Lewis on Moral Objectivity

There is, to be sure, one glaringly obvious ground for denying that any moral purpose at all is operative in the universe: namely, the actual course of events in all its wasteful cruelty and apparent indifference, or hostility, to life. But then, as I maintain, that is precisely the ground which we cannot use. Unless we judge this waste and cruelty to be real evils we cannot of course condemn the universe for exhibiting them. Unless we take our own standard of goodness to be valid in principle … we cannot mean anything by calling waste and cruelty evils. And unless we take our own standard to be something more than ours, to be in fact an objective principle to which we are responding, we cannot regard that standard as valid. In a word, unless we allow ultimate reality to be moral, we cannot morally condemn it. The more seriously we take our own charge of futility the more we are committed to the implication that reality in the last resort is not futile at all. The defiance of the good atheist hurled at an apparently ruthless and idiotic cosmos is really an unconscious homage to something in or behind that cosmos which he recognizes as infinitely valuable and authoritative: for if mercy and justice were really only private whims of his own with no objective and impersonal roots, and if he realized this, he could not go on being indignant. The fact that he arraigns heaven itself for disregarding them means that at some level of his mind he knows they are enthroned in a higher heaven still.

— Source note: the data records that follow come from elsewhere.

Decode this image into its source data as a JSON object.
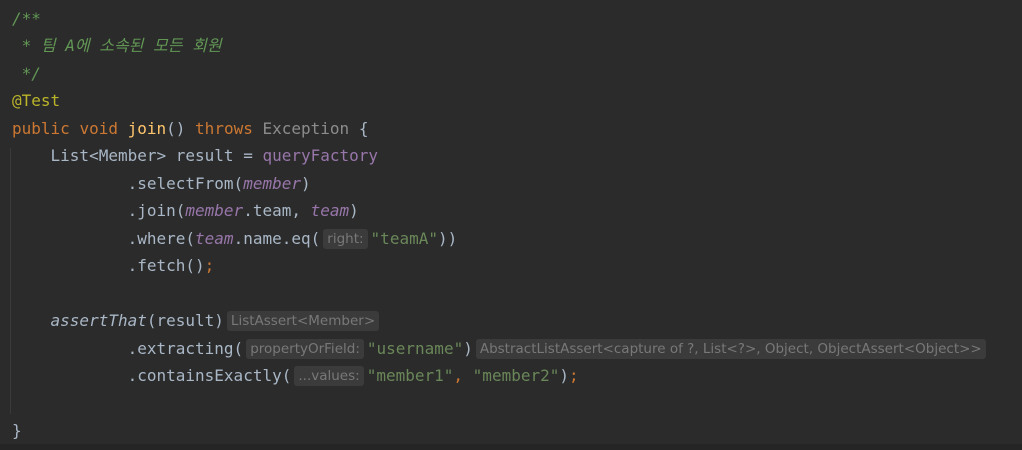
{
  "code": {
    "comment_open": "/**",
    "comment_body": " * 팀 A에 소속된 모든 회원",
    "comment_close": " */",
    "annotation": "@Test",
    "kw_public": "public",
    "kw_void": "void",
    "method_name": "join",
    "parens": "()",
    "kw_throws": "throws",
    "exception": "Exception",
    "open_brace": "{",
    "list_decl": "List<Member> result = ",
    "query_factory": "queryFactory",
    "select_from": ".selectFrom(",
    "member": "member",
    "close_paren": ")",
    "join_open": ".join(",
    "team_suffix": ".team, ",
    "team": "team",
    "where_open": ".where(",
    "name_eq": ".name.eq(",
    "hint_right": "right:",
    "team_a": "\"teamA\"",
    "double_close": "))",
    "fetch": ".fetch()",
    "semicolon": ";",
    "assert_that": "assertThat",
    "result_arg": "(result)",
    "hint_list_assert": "ListAssert<Member>",
    "extracting": ".extracting(",
    "hint_property": "propertyOrField:",
    "username": "\"username\"",
    "hint_abstract": "AbstractListAssert<capture of ?, List<?>, Object, ObjectAssert<Object>>",
    "contains_exactly": ".containsExactly(",
    "hint_values": "...values:",
    "member1": "\"member1\"",
    "comma_space": ", ",
    "member2": "\"member2\"",
    "close_brace": "}"
  }
}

CS Lewis, “De Futilitate”

Leave a Reply

Fill in your details below or click an icon to log in:

WordPress.com Logo

You are commenting using your WordPress.com account. Log Out /  Change )

Google photo

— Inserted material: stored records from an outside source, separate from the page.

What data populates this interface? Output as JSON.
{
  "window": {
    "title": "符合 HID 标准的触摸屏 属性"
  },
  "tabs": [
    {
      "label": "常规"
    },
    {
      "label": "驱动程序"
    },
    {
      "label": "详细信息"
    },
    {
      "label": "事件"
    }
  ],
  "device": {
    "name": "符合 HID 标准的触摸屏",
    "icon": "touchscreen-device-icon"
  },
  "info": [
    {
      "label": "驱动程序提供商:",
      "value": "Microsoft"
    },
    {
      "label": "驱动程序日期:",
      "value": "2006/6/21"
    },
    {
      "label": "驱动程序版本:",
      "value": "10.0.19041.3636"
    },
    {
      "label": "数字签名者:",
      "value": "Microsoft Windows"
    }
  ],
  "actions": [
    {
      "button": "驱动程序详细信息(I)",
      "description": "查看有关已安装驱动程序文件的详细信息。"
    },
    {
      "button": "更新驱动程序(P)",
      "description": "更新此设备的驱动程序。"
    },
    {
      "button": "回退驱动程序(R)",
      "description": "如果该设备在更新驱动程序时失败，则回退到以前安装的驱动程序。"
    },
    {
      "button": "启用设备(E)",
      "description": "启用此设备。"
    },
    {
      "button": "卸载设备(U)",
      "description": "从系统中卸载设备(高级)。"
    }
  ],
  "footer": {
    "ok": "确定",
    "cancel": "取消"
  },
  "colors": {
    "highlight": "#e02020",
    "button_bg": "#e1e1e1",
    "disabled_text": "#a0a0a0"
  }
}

You are commenting using your Google account. Log Out /  Change )

Twitter picture

You are commenting using your Twitter account. Log Out /  Change )

Facebook photo

You are commenting using your Facebook account. Log Out /  Change )

Connecting to %s